Let’s say our data set was much more complicated, with millions of documents representing other people. We could isolate the results to just our person of interest by including a URI collection constraint in our query. (Similarly, we could return only the latest information by including a latest collection constraint.)
You can imagine many other types of comparisons. For example, what if we wanted to find out if our person’s time in Berkeley overlapped with another person’s time in the same city? Or if one person started living in Alameda just as another person left Alameda?
Formulating range queries across two bitemporal axes and four range elements is complicated, so MarkLogic offers shortcuts for creating temporal queries by using the relations defined by Allen’s Interval Algebra. These relations define all the possible relationships between two time intervals (e.g., preceding, overlapping, containing, meeting, finishing, etc.). MarkLogic also provides API functions for defining time ranges.
With these tools, applications can define a time period (for the system or valid time ranges) and combine those with Allen’s Interval Algebra operators to formulate any possible relationship among the time ranges in the bitemporal data. Under the covers, MarkLogic converts these queries to range index queries similar to what we described above.
For example, the previous search example could be written in XQuery using the contained-by operator for defining the system and valid parts:
cts:search(fn:doc(), cts:and-query(( cts:period-range-query( "valid", "ALN_CONTAINED_BY", cts:period(xs:dateTime("2015-01-08T00:00:00"), xs:dateTime("2015-01-09T23:59:59.99Z"))), cts:period-range-query( "system", "ALN_CONTAINED_BY", cts:period(xs:dateTime("2015-01-13T13:00:00"), xs:dateTime("2015-01-14T23:59:59.99Z"))))))
To see the contribution of the range queries, you can wrap the query above in xdmp:plan. MarkLogic also lets you define time relations using a set of SQL 2011 operators, which are similar to Allen’s operators but less restrictive.
Through leveraging central features such as timestamps, collections, and range indexes, MarkLogic has created a powerful way for users to maintain a historical record of documents as they change over time. You can learn more about setting up and using bitemporal data in your applications with this white paper on Bitemporal in MarkLogic.
 Bitemporal involves storing and managing lots of versions of time-stamped data. Modeling such data as self-contained documents in MarkLogic means that versions of data can be easily copied, updated, or deleted as time goes on. This is easier than with a relational database, where data is typically broken up, normalized, and stored across many tables.
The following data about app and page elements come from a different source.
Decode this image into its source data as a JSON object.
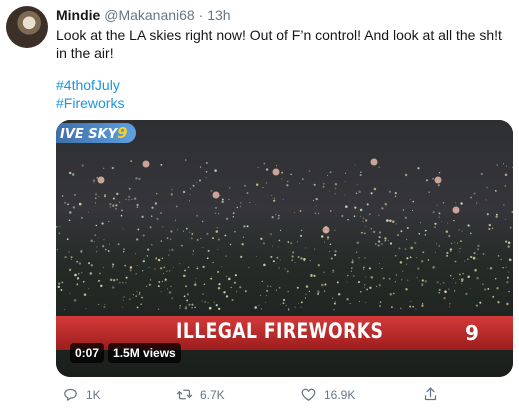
{
  "tweet": {
    "name": "Mindie",
    "handle": "@Makanani68",
    "separator": "·",
    "time": "13h",
    "text": "Look at the LA skies right now! Out of F’n control! And look at all the sh!t in the air!",
    "hashtags": [
      "#4thofJuly",
      "#Fireworks"
    ]
  },
  "media": {
    "logo_text": "IVE SKY",
    "logo_number": "9",
    "banner_text": "ILLEGAL FIREWORKS",
    "channel_logo": "9",
    "duration": "0:07",
    "views": "1.5M views"
  },
  "actions": {
    "reply_count": "1K",
    "retweet_count": "6.7K",
    "like_count": "16.9K"
  },
  "colors": {
    "hashtag": "#1b95e0",
    "meta_gray": "#657786",
    "banner_red": "#c62b2b"
  },
  "icons": [
    "reply-icon",
    "retweet-icon",
    "like-icon",
    "share-icon"
  ]
}
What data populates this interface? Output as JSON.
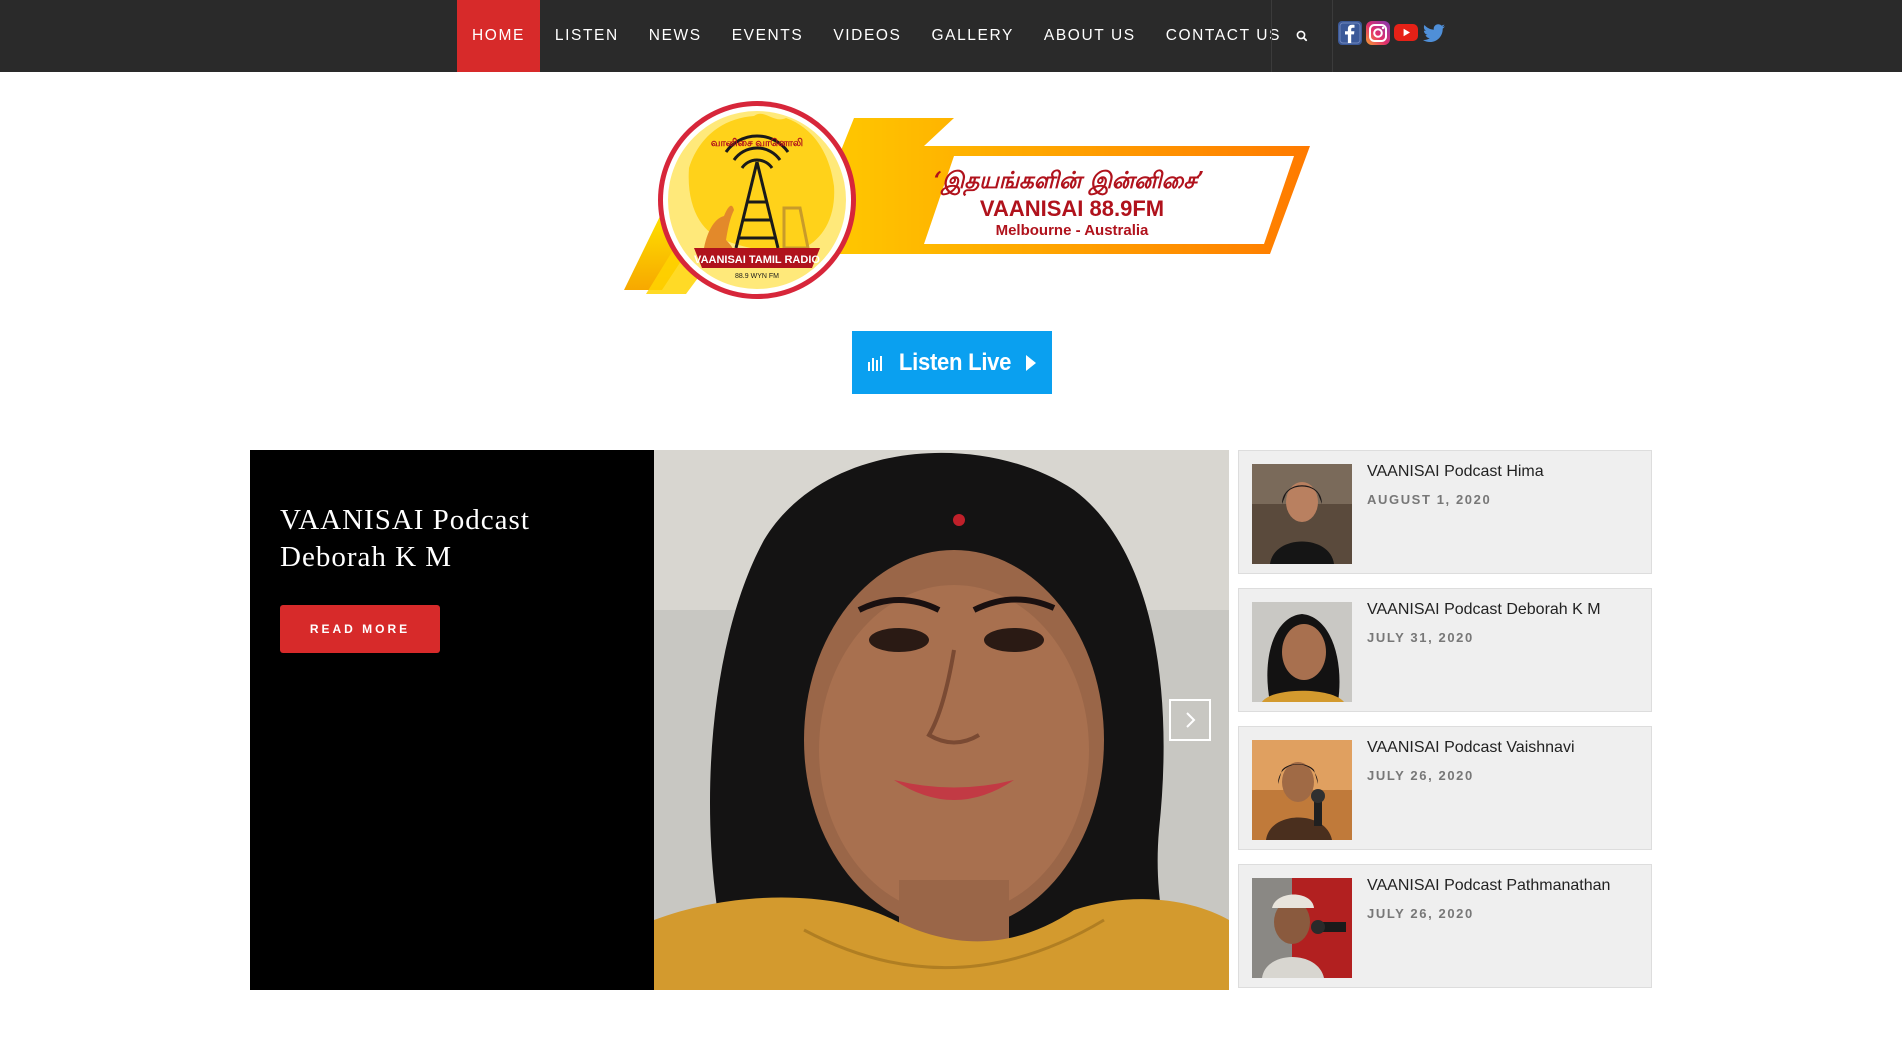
{
  "nav": {
    "items": [
      {
        "label": "HOME"
      },
      {
        "label": "LISTEN"
      },
      {
        "label": "NEWS"
      },
      {
        "label": "EVENTS"
      },
      {
        "label": "VIDEOS"
      },
      {
        "label": "GALLERY"
      },
      {
        "label": "ABOUT US"
      },
      {
        "label": "CONTACT US"
      }
    ],
    "active": "HOME",
    "search_icon": "search-icon",
    "social_icons": [
      "facebook-icon",
      "instagram-icon",
      "youtube-icon",
      "twitter-icon"
    ],
    "colors": {
      "bar": "#2a2a2a",
      "active": "#d72a2a"
    }
  },
  "logo": {
    "tagline": "‘இதயங்களின் இன்னிசை’",
    "station": "VAANISAI 88.9FM",
    "location": "Melbourne - Australia",
    "ring_text": "வானிசை வானொலி",
    "badge": "VAANISAI TAMIL RADIO",
    "badge_sub": "88.9 WYN FM"
  },
  "listen_live": {
    "label": "Listen Live",
    "color": "#0aa0f0"
  },
  "featured": {
    "title": "VAANISAI Podcast Deborah K M",
    "read_more": "READ MORE"
  },
  "podcasts": [
    {
      "title": "VAANISAI Podcast Hima",
      "date": "AUGUST 1, 2020"
    },
    {
      "title": "VAANISAI Podcast Deborah K M",
      "date": "JULY 31, 2020"
    },
    {
      "title": "VAANISAI Podcast Vaishnavi",
      "date": "JULY 26, 2020"
    },
    {
      "title": "VAANISAI Podcast Pathmanathan",
      "date": "JULY 26, 2020"
    }
  ]
}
 You can manually adjust the system times if you need to with the Last Stable Query Time feature.
 You can allow administrators to update documents in a temporal collection using non-temporal functions with the temporal:collection-set-options function.